According to the U.S. Justice Department, in 2003 about 10.4% of all African American men between the ages of 25 to 29 were incarcerated, as compared to 2.4% of Hispanic men and 1.2% of non-Hispanic White men. What is going on here? Why are Black men in this age group so much more likely to be in jail than are people of White or Latino descent? Research the incidents of criminal prosecution, convictions, prison sentences, and time served by race and ethnicity for all three—African American, Hispanic, and White men. What factors or variables are associated with who gets involved in crime, why, and what happens to them in the criminal justice system? Also look into how many judges, lawyers, and lawmakers are White compared with those who are African American.
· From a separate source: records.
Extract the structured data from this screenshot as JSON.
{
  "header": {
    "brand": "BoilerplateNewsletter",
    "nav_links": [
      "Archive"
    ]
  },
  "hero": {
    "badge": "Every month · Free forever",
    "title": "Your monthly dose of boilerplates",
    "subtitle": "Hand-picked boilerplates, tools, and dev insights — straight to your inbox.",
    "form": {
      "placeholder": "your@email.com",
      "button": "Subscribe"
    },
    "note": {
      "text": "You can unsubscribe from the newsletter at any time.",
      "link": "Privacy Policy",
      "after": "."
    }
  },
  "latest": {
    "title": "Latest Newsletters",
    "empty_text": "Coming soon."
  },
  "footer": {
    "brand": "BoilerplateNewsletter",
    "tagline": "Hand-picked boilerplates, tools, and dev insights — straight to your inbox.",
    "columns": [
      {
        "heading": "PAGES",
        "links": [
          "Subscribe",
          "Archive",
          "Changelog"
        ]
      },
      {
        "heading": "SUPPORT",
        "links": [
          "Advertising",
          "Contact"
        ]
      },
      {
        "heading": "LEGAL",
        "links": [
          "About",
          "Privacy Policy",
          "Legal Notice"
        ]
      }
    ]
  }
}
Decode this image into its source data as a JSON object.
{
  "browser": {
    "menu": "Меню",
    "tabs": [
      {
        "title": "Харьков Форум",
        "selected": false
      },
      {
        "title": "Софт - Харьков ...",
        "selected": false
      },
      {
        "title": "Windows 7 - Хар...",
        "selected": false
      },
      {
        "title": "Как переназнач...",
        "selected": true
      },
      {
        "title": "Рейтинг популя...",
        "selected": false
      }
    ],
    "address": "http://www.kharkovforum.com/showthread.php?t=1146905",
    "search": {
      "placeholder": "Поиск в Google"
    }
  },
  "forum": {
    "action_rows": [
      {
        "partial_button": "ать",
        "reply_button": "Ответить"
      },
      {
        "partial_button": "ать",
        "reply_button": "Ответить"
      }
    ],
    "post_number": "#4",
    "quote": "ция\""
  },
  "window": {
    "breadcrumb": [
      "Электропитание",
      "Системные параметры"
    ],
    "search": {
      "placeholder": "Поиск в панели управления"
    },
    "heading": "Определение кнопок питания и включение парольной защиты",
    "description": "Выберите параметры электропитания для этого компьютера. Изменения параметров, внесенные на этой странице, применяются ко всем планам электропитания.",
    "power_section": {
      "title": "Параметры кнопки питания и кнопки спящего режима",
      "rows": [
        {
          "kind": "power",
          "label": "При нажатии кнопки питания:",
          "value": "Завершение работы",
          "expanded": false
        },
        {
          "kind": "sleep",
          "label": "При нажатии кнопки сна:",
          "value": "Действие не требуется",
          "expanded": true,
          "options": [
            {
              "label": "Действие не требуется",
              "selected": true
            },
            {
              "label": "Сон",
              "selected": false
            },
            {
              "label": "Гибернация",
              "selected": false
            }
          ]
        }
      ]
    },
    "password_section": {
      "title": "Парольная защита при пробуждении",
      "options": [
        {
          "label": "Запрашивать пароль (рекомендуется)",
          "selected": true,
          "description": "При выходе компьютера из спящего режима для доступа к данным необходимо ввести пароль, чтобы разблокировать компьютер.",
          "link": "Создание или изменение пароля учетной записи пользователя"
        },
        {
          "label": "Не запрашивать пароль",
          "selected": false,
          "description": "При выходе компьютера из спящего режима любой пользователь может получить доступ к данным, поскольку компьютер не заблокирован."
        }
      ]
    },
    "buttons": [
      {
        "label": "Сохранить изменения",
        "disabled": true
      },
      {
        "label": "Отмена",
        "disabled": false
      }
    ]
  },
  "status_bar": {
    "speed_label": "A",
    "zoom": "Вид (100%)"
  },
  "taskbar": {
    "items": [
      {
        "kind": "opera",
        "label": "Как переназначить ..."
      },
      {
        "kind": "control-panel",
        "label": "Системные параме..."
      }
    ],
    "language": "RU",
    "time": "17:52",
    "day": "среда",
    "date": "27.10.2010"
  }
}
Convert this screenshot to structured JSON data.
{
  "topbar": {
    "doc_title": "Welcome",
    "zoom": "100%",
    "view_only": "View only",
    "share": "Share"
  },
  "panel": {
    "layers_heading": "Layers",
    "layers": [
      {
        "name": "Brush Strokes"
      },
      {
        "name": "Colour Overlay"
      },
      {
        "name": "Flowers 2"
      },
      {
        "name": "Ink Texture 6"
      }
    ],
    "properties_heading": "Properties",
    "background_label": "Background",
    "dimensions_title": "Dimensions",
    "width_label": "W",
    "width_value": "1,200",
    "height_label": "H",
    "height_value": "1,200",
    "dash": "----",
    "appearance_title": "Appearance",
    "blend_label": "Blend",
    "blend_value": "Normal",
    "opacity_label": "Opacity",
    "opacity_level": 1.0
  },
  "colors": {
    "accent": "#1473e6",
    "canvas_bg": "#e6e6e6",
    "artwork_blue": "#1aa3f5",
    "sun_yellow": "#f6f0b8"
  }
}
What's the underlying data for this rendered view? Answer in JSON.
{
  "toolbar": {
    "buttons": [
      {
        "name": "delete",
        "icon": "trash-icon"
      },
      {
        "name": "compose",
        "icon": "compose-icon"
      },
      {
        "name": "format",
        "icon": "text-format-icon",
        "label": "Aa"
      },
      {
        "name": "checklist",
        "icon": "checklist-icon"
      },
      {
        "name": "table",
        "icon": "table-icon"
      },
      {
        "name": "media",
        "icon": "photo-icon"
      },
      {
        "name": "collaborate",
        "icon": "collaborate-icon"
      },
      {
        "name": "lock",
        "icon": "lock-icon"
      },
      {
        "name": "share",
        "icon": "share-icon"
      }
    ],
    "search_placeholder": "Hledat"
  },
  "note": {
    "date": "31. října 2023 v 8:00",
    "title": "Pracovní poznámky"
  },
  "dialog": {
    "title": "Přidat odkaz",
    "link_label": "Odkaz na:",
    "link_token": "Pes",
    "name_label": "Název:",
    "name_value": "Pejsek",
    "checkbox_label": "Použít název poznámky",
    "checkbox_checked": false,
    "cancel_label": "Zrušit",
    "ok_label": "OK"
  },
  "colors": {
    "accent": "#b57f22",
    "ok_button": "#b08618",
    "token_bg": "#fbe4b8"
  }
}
What does this tell us about structured inequality?
Addresses each component of the chosen topic scenario, integrating concrete examples and strategies, and uses information from sources to support points.
Documentation & Formatting-
Follows correct APA format, including a Title page and reference page with at least four credible sources.
Organization & Cohesiveness-
Cohesive and well organized, with a clear introduction and a conclusion that summarizes the paper’s key points.
Uses proper grammar, punctuation, and spelling.
Meets minimum length requirement of six to eight pages of text.
The following attachment
My Outline (use the reference links provided and any others you might needed to complete this assignment.)
Paper must be cited
African American Incarceration
- TITLE PAGE
- Distinctive features of African American mass incarceration (Roberts, 2004)
- Data for selected prisons
- Rate of incarceration compared to whites (Roberts, 2004)
- Sentencing criteria and sentence durations (Mauer & King, 2007))
- Arraignment of prisoners, release and pre-adjudicatory verdicts (Schrantz & McElroy, 2008)
- Community-based alternatives
- Parole and re-entry (Schrantz & McElroy, 2008)
- Educational Background (Pettit & Western, 2004)
- Age and neighborhood experiences (Pettit & Western, 2004)
- Economic background
- Drugs and Criminal activities (Schrantz & McElroy, 2008)
- Inequality in school and social administrative justices
- Racial disparities when voting and in wage trajectories (Pettit & Western, 2004)
- Consequences and theories of Community Harm
- Impact on the individual and family (Harris & Miller, 2003)
- Impact on communities (Roberts, 2004)
- Impact on society as a whole
- Effects of mass imprisonment on social norms, networks and citizenship (Harris & Miller, 2003)
- Other consequences
- Re-evaluation of law enforcement
- Change of pre-trial process and prosecution
- Strengthening defense sides (Schrantz & McElroy, 2008)
- Restructuring judiciary
- Re-evaluation of jail and prison custody (Schrantz & McElroy, 2008)
- Administrative policy changes (Pettit & Western, 2004)
- Other recommendations
Harris, O., & Miller, R. R. (2003). Impacts of incarceration on the African American family. Transaction Publishers.
Mauer, M., & King, R. S. (2007). A 25-Year Quagmire: The War on Drugs and Its Impact on American Society. Retrieved from http://www.sentencingproject.org/doc/publications/dp_25yearquagmire.pdf
Pettit, B., & Western, B. (2004). Mass imprisonment and the life course: Race and class inequality in US incarceration. American Sociological Review, 69(2), 151-169.
Roberts, D. E. (2004). The social and moral cost of mass incarceration in African American communities. Stanford Law Review, 1271-1305.
Schrantz, D., & McElroy, J. (2008). Reducing Racial Disparity in the Criminal Justice System: A Manual for Practitioners and Policymakers. The Sentencing Project. Retrieved from http://www.sentencingproject.org/doc/publications/rd_reducingracialdisparity.pdf